But I choose (and it is a choice) not to catastrophise and think like that. Instead, I let it go and move on to the next print.

I used to be a perfectionist and believed that it would take years to learn how to let things go…

And then one day I realised that it’s a choice how you react to an event. The event itself has no meaning other than what you’re ascribing to it. Revelation!

I mean, don’t get me wrong, I’m still human: if I’m tired, or hungry, or stressed it’s not always easy to make like a Zen master and let it go, but with practice the little “Oh poo!” followed by a shrug and acceptance becomes your default reaction.

I think what I’m trying to say is, be kind to yourself. Printing is fraught with jeopardy, especially when you’re printing a block with loads of detail on new paper that is stiffer than you’re used to, and that doesn’t fall smoothly.

Let it go and move on, your self confidence will thank you.

Now you can buy me a Ko-fi

A black and white close-up photo of the surface of a mug of hot beverage. On the top, bubbles formed when the hot water was added have collected into a heart shape.

I’ve just got myself a Ko-fi page!

If you haven’t heard of it, Ko-fi helps people who make things get support from the people who like those things.

If you like my prints and cards, please consider buying me a “coffee” to keep me in ink & paper. The site also lets you set up a campaign, so I am currently working towards getting the ‘Instruments of Hope’ series framed.

Thank you! *raises mug in a toast to lovely followers*

Happy Christmas (2020)

A spent sedge head is covered in hoare frost. Behind it, a body of water has a think covering of ice, too.
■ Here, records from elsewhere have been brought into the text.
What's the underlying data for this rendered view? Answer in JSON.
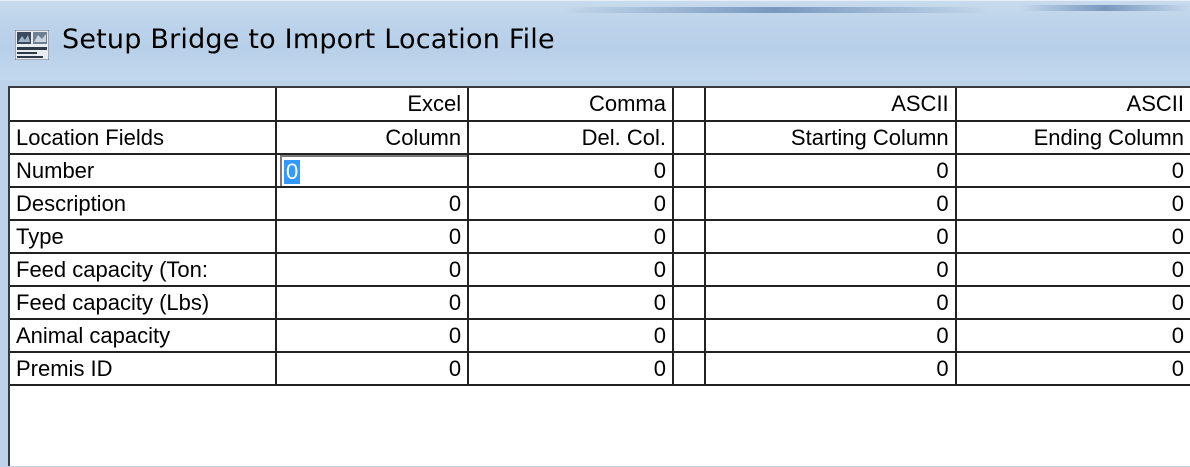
{
  "window": {
    "title": "Setup Bridge to Import Location File",
    "icon": "application-icon"
  },
  "grid": {
    "header_row1": [
      "",
      "Excel",
      "Comma",
      "",
      "ASCII",
      "ASCII"
    ],
    "header_row2": [
      "Location Fields",
      "Column",
      "Del. Col.",
      "",
      "Starting Column",
      "Ending Column"
    ],
    "rows": [
      {
        "label": "Number",
        "excel": "0",
        "comma": "0",
        "ascii_start": "0",
        "ascii_end": "0"
      },
      {
        "label": "Description",
        "excel": "0",
        "comma": "0",
        "ascii_start": "0",
        "ascii_end": "0"
      },
      {
        "label": "Type",
        "excel": "0",
        "comma": "0",
        "ascii_start": "0",
        "ascii_end": "0"
      },
      {
        "label": "Feed capacity (Ton:",
        "excel": "0",
        "comma": "0",
        "ascii_start": "0",
        "ascii_end": "0"
      },
      {
        "label": "Feed capacity (Lbs)",
        "excel": "0",
        "comma": "0",
        "ascii_start": "0",
        "ascii_end": "0"
      },
      {
        "label": "Animal capacity",
        "excel": "0",
        "comma": "0",
        "ascii_start": "0",
        "ascii_end": "0"
      },
      {
        "label": "Premis ID",
        "excel": "0",
        "comma": "0",
        "ascii_start": "0",
        "ascii_end": "0"
      }
    ],
    "active_cell": {
      "row": "Number",
      "column": "Excel Column",
      "value": "0",
      "selected": true
    }
  },
  "colors": {
    "titlebar": "#bcd3ea",
    "selection": "#3399ff",
    "grid_lines": "#222222"
  }
}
Still further back, the trees that border the water are also covered in rime giving them a pale, grey appearance against a flat white sky

Thank you for supporting my artistic endeavours, wonderful comments on social media, and for adding my art to your walls in 2020.

My prints are now in collections worldwide from the USA to Singapore!

Have a good holiday (goodness knows you’ve earned one this year!) and let’s hope for a brighter New Year.